Musk now had the money to pursue his childlike dreams of building rocket ships, flame throwers, and robot cars. Success, however, did not come as easily as it had with his website business (which, let's face it, was not exactly rocket science). He founded SpaceX in 2002, and poured millions into his DIY rockets only to watch them explode one after another. Eventually, the right people with the right expertise joined SpaceX and, after six long years, he managed to get his first rocket into orbit. But that wasn't enough for Musk. Somewhere in his innocent mind came the idea of a rocket launch in rewind. That is, he wanted his rockets to drop from the sky and use their boosters to land vertically on the ground—strike that—to land vertically on a ship in the ocean. No doubt, anyone with a physics Phd would never contemplate something so fantastical. Predictably, the results were disastrous and incendiary. His rockets toppled, crashed, and burned. Yet he persisted. His wide-eyed optimism was contagious. He inspired his team to press on no matter how futile the task. Investors were similarly affected. His refusal to see, perhaps even to comprehend, the obstacles in his path paid off. After much trial and error, and billions wasted, the vertical landing was a success. And the rest is history.

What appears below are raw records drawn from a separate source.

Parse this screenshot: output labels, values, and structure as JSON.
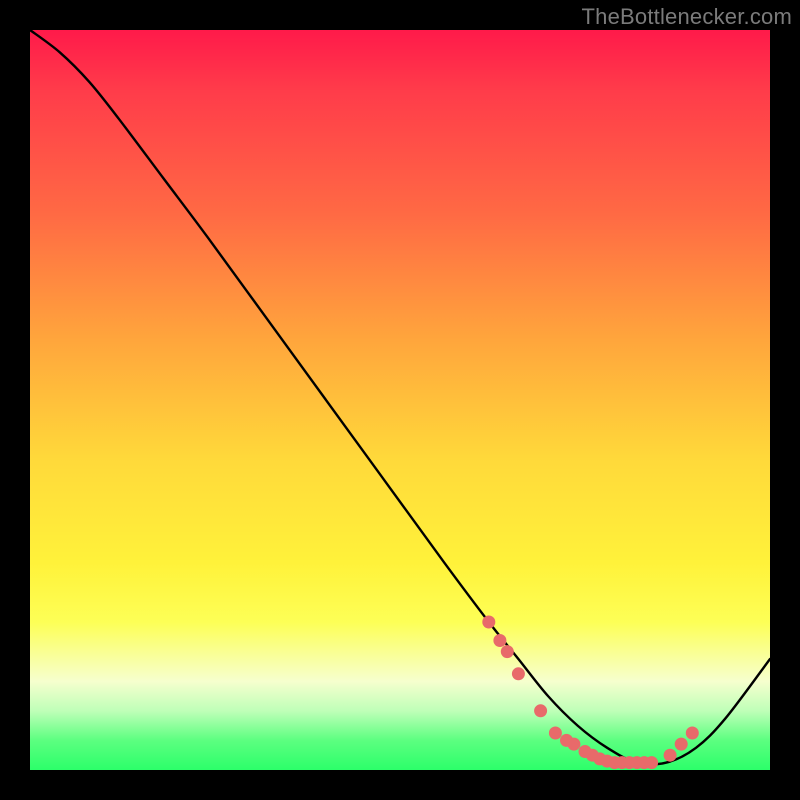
{
  "attribution": "TheBottlenecker.com",
  "chart_data": {
    "type": "line",
    "title": "",
    "xlabel": "",
    "ylabel": "",
    "xlim": [
      0,
      100
    ],
    "ylim": [
      0,
      100
    ],
    "series": [
      {
        "name": "bottleneck-curve",
        "x": [
          0,
          4,
          8,
          12,
          18,
          24,
          32,
          40,
          48,
          56,
          62,
          66,
          70,
          74,
          78,
          82,
          86,
          90,
          94,
          100
        ],
        "values": [
          100,
          97,
          93,
          88,
          80,
          72,
          61,
          50,
          39,
          28,
          20,
          15,
          10,
          6,
          3,
          1,
          1,
          3,
          7,
          15
        ]
      }
    ],
    "markers": {
      "name": "salmon-dots",
      "color": "#e86a6a",
      "x": [
        62,
        63.5,
        64.5,
        66,
        69,
        71,
        72.5,
        73.5,
        75,
        76,
        77,
        78,
        79,
        80,
        81,
        82,
        83,
        84,
        86.5,
        88,
        89.5
      ],
      "values": [
        20,
        17.5,
        16,
        13,
        8,
        5,
        4,
        3.5,
        2.5,
        2,
        1.5,
        1.2,
        1,
        1,
        1,
        1,
        1,
        1,
        2,
        3.5,
        5
      ]
    },
    "gradient_stops": [
      {
        "pos": 0,
        "color": "#ff1a4a"
      },
      {
        "pos": 25,
        "color": "#ff6a44"
      },
      {
        "pos": 58,
        "color": "#ffd93a"
      },
      {
        "pos": 88,
        "color": "#f6ffce"
      },
      {
        "pos": 100,
        "color": "#2cff6a"
      }
    ]
  }
}
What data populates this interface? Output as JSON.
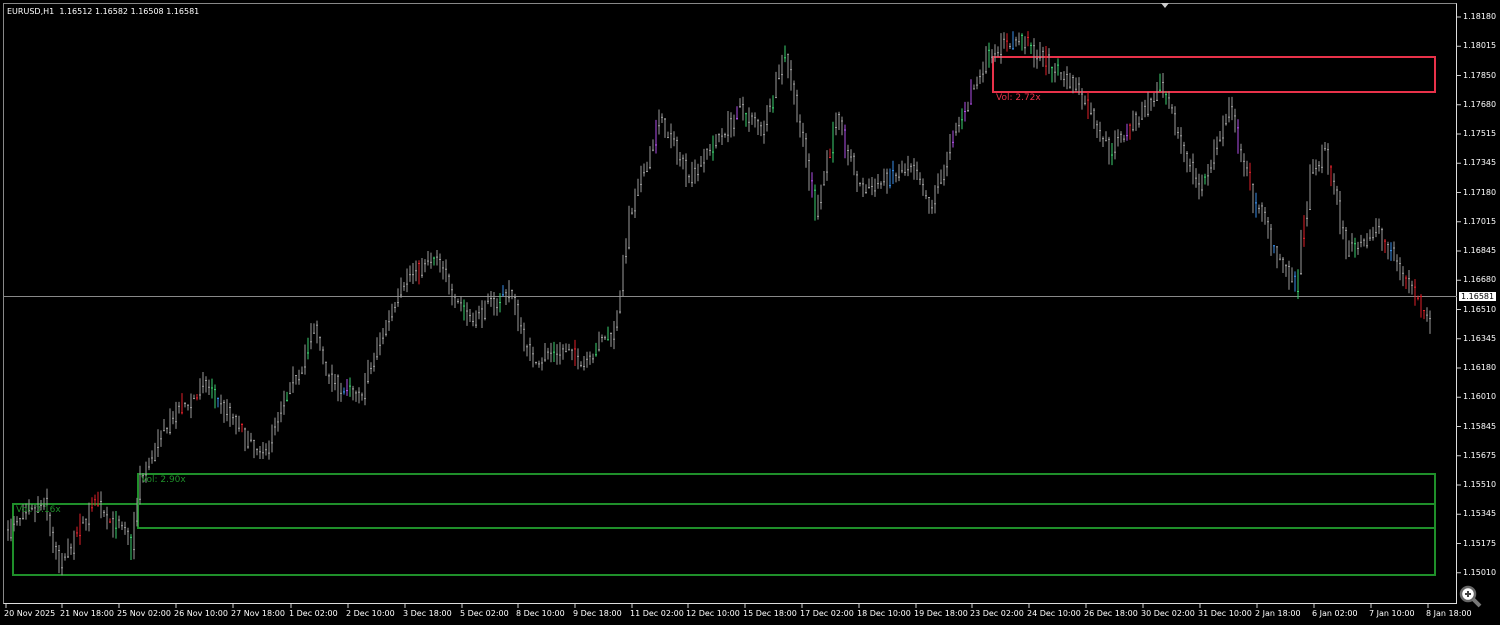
{
  "header": {
    "symbol": "EURUSD,H1",
    "ohlc": "1.16512 1.16582 1.16508 1.16581"
  },
  "current_price": "1.16581",
  "y_axis": [
    "1.18180",
    "1.18015",
    "1.17850",
    "1.17680",
    "1.17515",
    "1.17345",
    "1.17180",
    "1.17015",
    "1.16845",
    "1.16680",
    "1.16510",
    "1.16345",
    "1.16180",
    "1.16010",
    "1.15845",
    "1.15675",
    "1.15510",
    "1.15345",
    "1.15175",
    "1.15010"
  ],
  "x_axis": [
    "20 Nov 2025",
    "21 Nov 18:00",
    "25 Nov 02:00",
    "26 Nov 10:00",
    "27 Nov 18:00",
    "1 Dec 02:00",
    "2 Dec 10:00",
    "3 Dec 18:00",
    "5 Dec 02:00",
    "8 Dec 10:00",
    "9 Dec 18:00",
    "11 Dec 02:00",
    "12 Dec 10:00",
    "15 Dec 18:00",
    "17 Dec 02:00",
    "18 Dec 10:00",
    "19 Dec 18:00",
    "23 Dec 02:00",
    "24 Dec 10:00",
    "26 Dec 18:00",
    "30 Dec 02:00",
    "31 Dec 10:00",
    "2 Jan 18:00",
    "6 Jan 02:00",
    "7 Jan 10:00",
    "8 Jan 18:00"
  ],
  "zones": [
    {
      "label": "Vol: 3.16x",
      "color": "#1f8f2a"
    },
    {
      "label": "Vol: 2.90x",
      "color": "#1f8f2a"
    },
    {
      "label": "Vol: 2.72x",
      "color": "#e8324a"
    }
  ],
  "colors": {
    "candle": "#9a9a9a",
    "bull": "#3bd16f",
    "bear": "#e0202a",
    "blue": "#3a8ee8",
    "purple": "#b050e8"
  },
  "price_path": [
    [
      0,
      1.1525
    ],
    [
      12,
      1.15393
    ],
    [
      17,
      1.15022
    ],
    [
      29,
      1.15421
    ],
    [
      41,
      1.15165
    ],
    [
      44,
      1.15535
    ],
    [
      54,
      1.15877
    ],
    [
      66,
      1.16077
    ],
    [
      84,
      1.15649
    ],
    [
      94,
      1.16048
    ],
    [
      102,
      1.1639
    ],
    [
      107,
      1.16105
    ],
    [
      117,
      1.15991
    ],
    [
      131,
      1.16675
    ],
    [
      142,
      1.16789
    ],
    [
      154,
      1.16447
    ],
    [
      167,
      1.16618
    ],
    [
      174,
      1.16219
    ],
    [
      184,
      1.16276
    ],
    [
      191,
      1.16219
    ],
    [
      202,
      1.1639
    ],
    [
      207,
      1.17017
    ],
    [
      217,
      1.17587
    ],
    [
      227,
      1.17274
    ],
    [
      244,
      1.17644
    ],
    [
      251,
      1.1753
    ],
    [
      259,
      1.17986
    ],
    [
      269,
      1.17074
    ],
    [
      276,
      1.17587
    ],
    [
      284,
      1.17188
    ],
    [
      301,
      1.17302
    ],
    [
      307,
      1.17074
    ],
    [
      317,
      1.17587
    ],
    [
      327,
      1.17986
    ],
    [
      337,
      1.18043
    ],
    [
      357,
      1.17758
    ],
    [
      367,
      1.17416
    ],
    [
      384,
      1.17758
    ],
    [
      397,
      1.17188
    ],
    [
      407,
      1.17644
    ],
    [
      414,
      1.17188
    ],
    [
      424,
      1.16789
    ],
    [
      429,
      1.16618
    ],
    [
      434,
      1.17245
    ],
    [
      439,
      1.17416
    ],
    [
      446,
      1.16846
    ],
    [
      456,
      1.1696
    ],
    [
      464,
      1.16732
    ],
    [
      474,
      1.16447
    ]
  ]
}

The trajectory of Musk's electric car company TESLA was no less erratic. TESLA was founded on impossible dreams and outrageous promises. Over and again, he announced features and production deadlines that were completely unattainable. He didn't stick with electric cars either. He wanted to make a flamethrower, then a tunneling machine, and then a miniature submarine for kids (which resulted only in a lawsuit). He even tried to get into the garment industry with a line of short trousers which he claimed would make its wearers "Run like the wind or entertain like Liberace. . ." Per usual, this promise was not kept. Still, Musk's supporters indulged his constant flights of fancy.
After nearly 10 years of failure, his team was able to build a functioning electric car, the Model S. Though overpriced and behind schedule, the car was a moderate success. But once again, this wasn't enough for Musk. From his beautiful mind came the idea of robot cars. He decided that TESLAs should have artificial intelligence and drive themselves, and he ordered his team to make it happen. Again, disaster followed. When he unleashed his robot cars on the world, reports of deadly accidents became commonplace. Cars were destroyed, lives were lost—but his dream lived on. Now, finally, we are seeing the results of his ambition. By the day, TESLAs are becoming more intelligent and proficient at driving themselves, and TESLA's valuation is skyrocketing.
Musk's story is not the usual Silicon Valley success story. It's not the story of a tech genius with realistic ambitions and a record of successes. But that's precisely why Musk is special. Musk is a symbol of hope to every dreamer who isn't clever enough to earn a Stanford degree or competent enough to get hired by a tech company. Musk is the Simple Jack of Silicon Valley, a childlike optimist who teaches us that a lack of intelligence and education should never stand in the way of our dreams.